What to produce: Retype the full set of data, character for character.

Records shown:

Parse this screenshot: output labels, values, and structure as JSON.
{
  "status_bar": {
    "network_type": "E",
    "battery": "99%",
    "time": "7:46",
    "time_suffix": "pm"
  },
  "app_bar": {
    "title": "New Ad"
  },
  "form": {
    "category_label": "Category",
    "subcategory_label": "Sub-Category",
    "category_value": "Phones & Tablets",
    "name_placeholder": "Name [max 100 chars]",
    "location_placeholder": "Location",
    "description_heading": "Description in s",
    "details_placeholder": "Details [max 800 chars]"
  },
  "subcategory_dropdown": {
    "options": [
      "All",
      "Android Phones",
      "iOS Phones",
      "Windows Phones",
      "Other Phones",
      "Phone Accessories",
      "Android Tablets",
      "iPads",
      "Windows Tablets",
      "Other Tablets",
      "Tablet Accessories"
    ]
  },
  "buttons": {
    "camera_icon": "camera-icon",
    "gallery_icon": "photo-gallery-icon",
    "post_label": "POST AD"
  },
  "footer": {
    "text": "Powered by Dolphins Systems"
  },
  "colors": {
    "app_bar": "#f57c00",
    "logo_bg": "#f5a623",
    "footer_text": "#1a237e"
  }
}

Solution for this task:
Parse this screenshot: output labels, values, and structure as JSON.
{
  "status_bar": {
    "network_type": "E",
    "battery": "99%",
    "time": "7:46",
    "time_suffix": "pm"
  },
  "app_bar": {
    "title": "New Ad"
  },
  "form": {
    "category_label": "Category",
    "subcategory_label": "Sub-Category",
    "category_value": "Phones & Tablets",
    "name_placeholder": "Name [max 100 chars]",
    "location_placeholder": "Location",
    "description_heading": "Description in s",
    "details_placeholder": "Details [max 800 chars]"
  },
  "subcategory_dropdown": {
    "options": [
      "All",
      "Android Phones",
      "iOS Phones",
      "Windows Phones",
      "Other Phones",
      "Phone Accessories",
      "Android Tablets",
      "iPads",
      "Windows Tablets",
      "Other Tablets",
      "Tablet Accessories"
    ]
  },
  "buttons": {
    "camera_icon": "camera-icon",
    "gallery_icon": "photo-gallery-icon",
    "post_label": "POST AD"
  },
  "footer": {
    "text": "Powered by Dolphins Systems"
  },
  "colors": {
    "app_bar": "#f57c00",
    "logo_bg": "#f5a623",
    "footer_text": "#1a237e"
  }
}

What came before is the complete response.